TASK BRIEF:
In the records, find each line where "title" occurs, and copy it.

*** Opening SOURCE DATA ***

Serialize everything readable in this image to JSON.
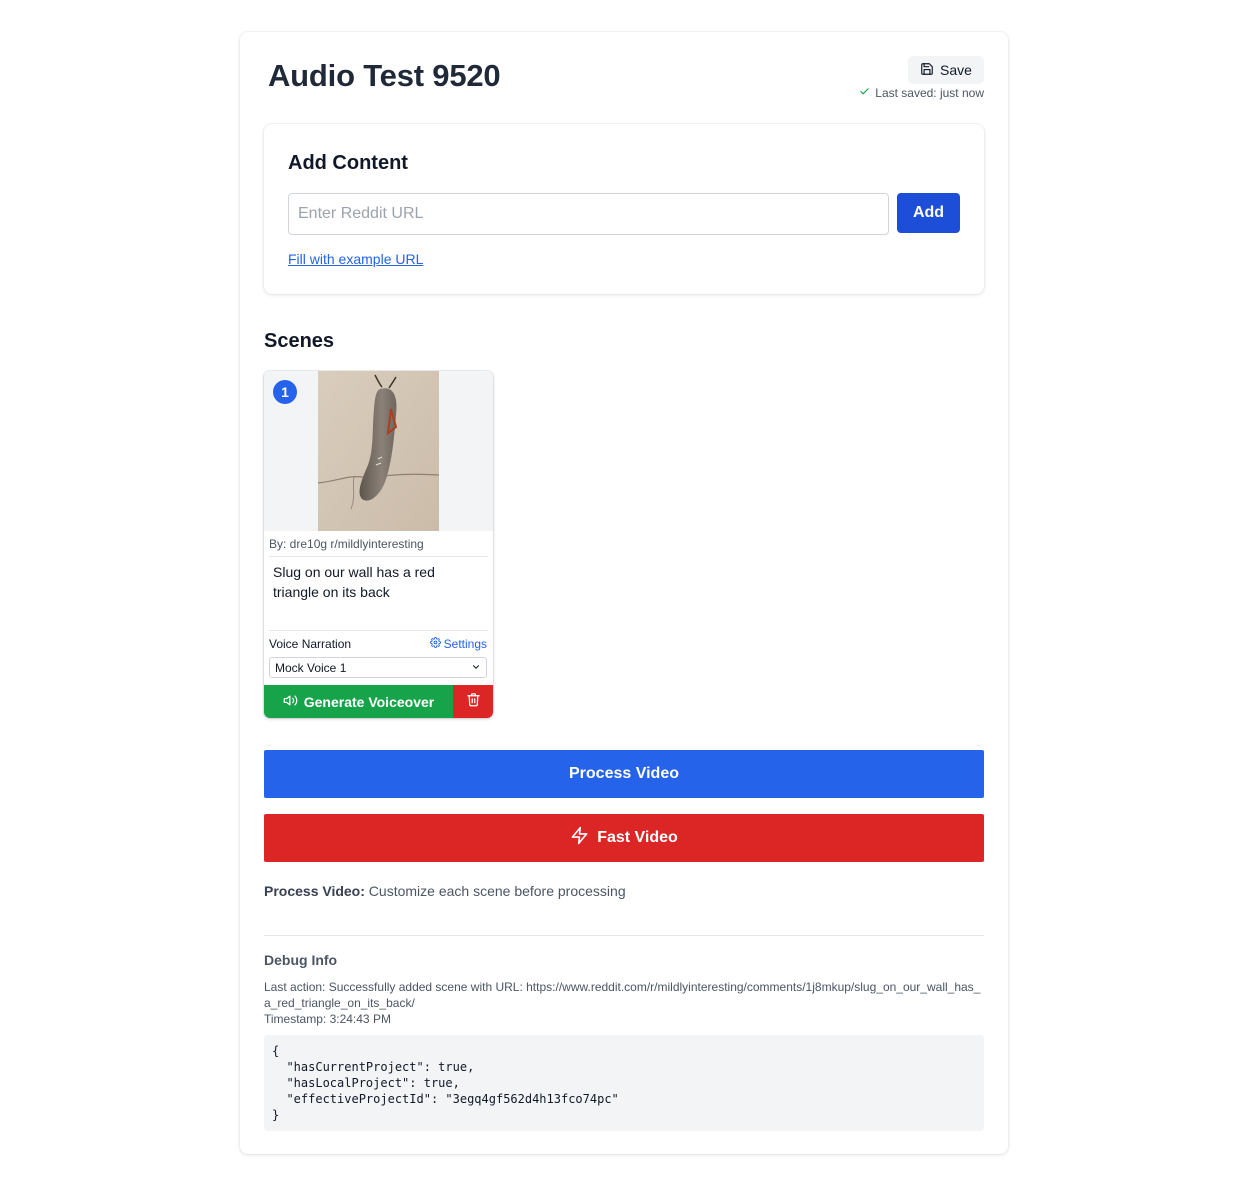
{
  "project": {
    "title": "Audio Test 9520",
    "save_label": "Save",
    "last_saved": "Last saved: just now"
  },
  "add_content": {
    "title": "Add Content",
    "url_placeholder": "Enter Reddit URL",
    "url_value": "",
    "add_label": "Add",
    "example_link": "Fill with example URL"
  },
  "scenes": {
    "title": "Scenes",
    "items": [
      {
        "number": "1",
        "author": "By: dre10g r/mildlyinteresting",
        "text": "Slug on our wall has a red triangle on its back",
        "voice_label": "Voice Narration",
        "settings_label": "Settings",
        "voice_selected": "Mock Voice 1",
        "generate_label": "Generate Voiceover"
      }
    ]
  },
  "actions": {
    "process_label": "Process Video",
    "fast_label": "Fast Video",
    "note_bold": "Process Video:",
    "note_text": " Customize each scene before processing"
  },
  "debug": {
    "title": "Debug Info",
    "last_action": "Last action: Successfully added scene with URL: https://www.reddit.com/r/mildlyinteresting/comments/1j8mkup/slug_on_our_wall_has_a_red_triangle_on_its_back/",
    "timestamp": "Timestamp: 3:24:43 PM",
    "code_lines": [
      "{",
      "  \"hasCurrentProject\": true,",
      "  \"hasLocalProject\": true,",
      "  \"effectiveProjectId\": \"3egq4gf562d4h13fco74pc\"",
      "}"
    ]
  },
  "colors": {
    "primary": "#2563eb",
    "add_button": "#1d4ed8",
    "success": "#16a34a",
    "danger": "#dc2626"
  }
}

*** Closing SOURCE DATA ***

EXERCISE OUTPUT:
    "title": "Audio Test 9520",
    "title": "Add Content",
    "title": "Scenes",
    "title": "Debug Info",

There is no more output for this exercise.